One would think that China would love gift cards. In a society that deals with cash, not credit, it’s the perfect way to take care of an easy gift transaction. It also shows a bit more forethought for the recipient than perhaps cash would, giving them a pre-paid gift to a favorite place. Alas, this is not the case. The best scenario is a gift voucher, but far from all locations offer these. Even if they do, you sometimes have to play around with the words in order to get what you want. I actually save the envelopes or extra vouchers to show store employees when I want to re-purchase.
Purchasing gift vouchers is one thing; redeeming them is another.
This time, I was on a quest. My family won a RMB 1,000 cash voucher for a golf apparel store. The valid dates of use were only two weeks long, so I didn’t have much time to get out, and I wound up using it on the last day before expiration.
To find out where to go, I looked up the website…apparently under construction. I e-mailed, called and texted the contact person on the enclosed business card, but never reached her nor got a response. The enclosed brochure was mostly in Chinese, but did have several addresses on the back. I assumed that these were where I could find the many locations of the store, so I ventured out with friends to find it.
The first place wasn’t it, just the business office location. However, the next location worked. It was there that we learned this wasn’t a storefront at all, but a brand name within a store. First, we were told to go on the 3rd floor. There, the 2nd floor. Finally, we were told to go to the 4th floor where we found the small section of this particular high-end golf clothing brand.
Much to my shock, there was only one item in the entire section under the value of my gift voucher. Browsing didn’t take any time at all. I found a color I wanted for a men’s golf shirt, paid with my voucher — no change, of course — and left (Happy Father’s Day, honey). I felt a sense of accomplishment at the outing, like I beat the complicated system somehow. There wasn’t much time to use the voucher, there was no easy way to find out information, and the selection was very, very limited. But — I did it, and I left happy.

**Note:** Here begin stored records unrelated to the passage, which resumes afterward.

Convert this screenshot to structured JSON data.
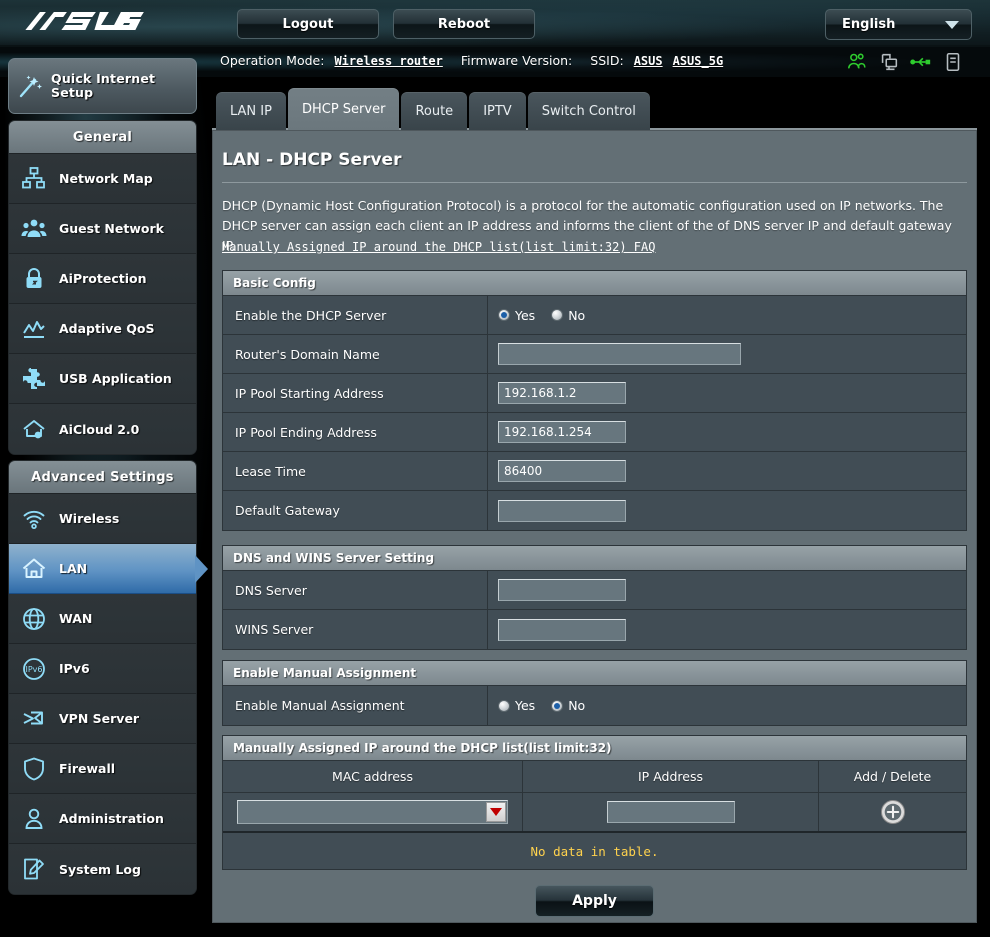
{
  "banner": {
    "logo": "/ISUS",
    "logout_label": "Logout",
    "reboot_label": "Reboot",
    "language": "English"
  },
  "infostrip": {
    "operation_mode_label": "Operation Mode:",
    "operation_mode_value": "Wireless router",
    "firmware_label": "Firmware Version:",
    "firmware_value": "",
    "ssid_label": "SSID:",
    "ssid_1": "ASUS",
    "ssid_2": "ASUS_5G",
    "icons": [
      {
        "name": "clients-icon",
        "color": "#2ecc2e"
      },
      {
        "name": "network-monitors-icon",
        "color": "#b6bdc1"
      },
      {
        "name": "usb-icon",
        "color": "#2ecc2e"
      },
      {
        "name": "printer-icon",
        "color": "#b6bdc1"
      }
    ]
  },
  "sidebar": {
    "quick_setup_label": "Quick Internet Setup",
    "groups": [
      {
        "title": "General",
        "items": [
          {
            "label": "Network Map",
            "icon": "network-map-icon",
            "active": false
          },
          {
            "label": "Guest Network",
            "icon": "guest-network-icon",
            "active": false
          },
          {
            "label": "AiProtection",
            "icon": "lock-icon",
            "active": false
          },
          {
            "label": "Adaptive QoS",
            "icon": "chart-icon",
            "active": false
          },
          {
            "label": "USB Application",
            "icon": "puzzle-icon",
            "active": false
          },
          {
            "label": "AiCloud 2.0",
            "icon": "cloud-icon",
            "active": false
          }
        ]
      },
      {
        "title": "Advanced Settings",
        "items": [
          {
            "label": "Wireless",
            "icon": "wifi-icon",
            "active": false
          },
          {
            "label": "LAN",
            "icon": "home-icon",
            "active": true
          },
          {
            "label": "WAN",
            "icon": "globe-icon",
            "active": false
          },
          {
            "label": "IPv6",
            "icon": "ipv6-globe-icon",
            "active": false
          },
          {
            "label": "VPN Server",
            "icon": "vpn-icon",
            "active": false
          },
          {
            "label": "Firewall",
            "icon": "shield-icon",
            "active": false
          },
          {
            "label": "Administration",
            "icon": "user-icon",
            "active": false
          },
          {
            "label": "System Log",
            "icon": "log-icon",
            "active": false
          }
        ]
      }
    ]
  },
  "tabs": [
    {
      "label": "LAN IP",
      "active": false
    },
    {
      "label": "DHCP Server",
      "active": true
    },
    {
      "label": "Route",
      "active": false
    },
    {
      "label": "IPTV",
      "active": false
    },
    {
      "label": "Switch Control",
      "active": false
    }
  ],
  "page": {
    "title": "LAN - DHCP Server",
    "description": "DHCP (Dynamic Host Configuration Protocol) is a protocol for the automatic configuration used on IP networks. The DHCP server can assign each client an IP address and informs the client of the of DNS server IP and default gateway IP.",
    "faq_link": "Manually Assigned IP around the DHCP list(list limit:32) FAQ"
  },
  "basic_config": {
    "section_title": "Basic Config",
    "enable_dhcp": {
      "label": "Enable the DHCP Server",
      "yes_label": "Yes",
      "no_label": "No",
      "selected": "Yes"
    },
    "domain_name": {
      "label": "Router's Domain Name",
      "value": "",
      "placeholder": ""
    },
    "pool_start": {
      "label": "IP Pool Starting Address",
      "value": "192.168.1.2",
      "placeholder": ""
    },
    "pool_end": {
      "label": "IP Pool Ending Address",
      "value": "192.168.1.254",
      "placeholder": ""
    },
    "lease_time": {
      "label": "Lease Time",
      "value": "86400",
      "placeholder": ""
    },
    "default_gateway": {
      "label": "Default Gateway",
      "value": "",
      "placeholder": ""
    }
  },
  "dns_wins": {
    "section_title": "DNS and WINS Server Setting",
    "dns_server": {
      "label": "DNS Server",
      "value": "",
      "placeholder": ""
    },
    "wins_server": {
      "label": "WINS Server",
      "value": "",
      "placeholder": ""
    }
  },
  "manual_assignment": {
    "section_title": "Enable Manual Assignment",
    "enable": {
      "label": "Enable Manual Assignment",
      "yes_label": "Yes",
      "no_label": "No",
      "selected": "No"
    }
  },
  "assigned_table": {
    "section_title": "Manually Assigned IP around the DHCP list(list limit:32)",
    "columns": [
      "MAC address",
      "IP Address",
      "Add / Delete"
    ],
    "new_row": {
      "mac_value": "",
      "ip_value": "",
      "ip_placeholder": ""
    },
    "empty_message": "No data in table.",
    "rows": []
  },
  "footer": {
    "apply_label": "Apply"
  },
  "colors": {
    "panel_bg": "#636f75",
    "row_bg": "#414d55",
    "section_header": "#97a2a7",
    "accent_active": "#5f93c4",
    "warning_text": "#ffd24d",
    "icon_green": "#2ecc2e",
    "icon_cyan": "#7fd9f5"
  }
}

I do think China could learn more about the whole gift card process, though. It sure would make gift purchases easier on many levels, especially as returns and exchanges are especially difficult here. Returns and exchanges – now that’s a completely different topic…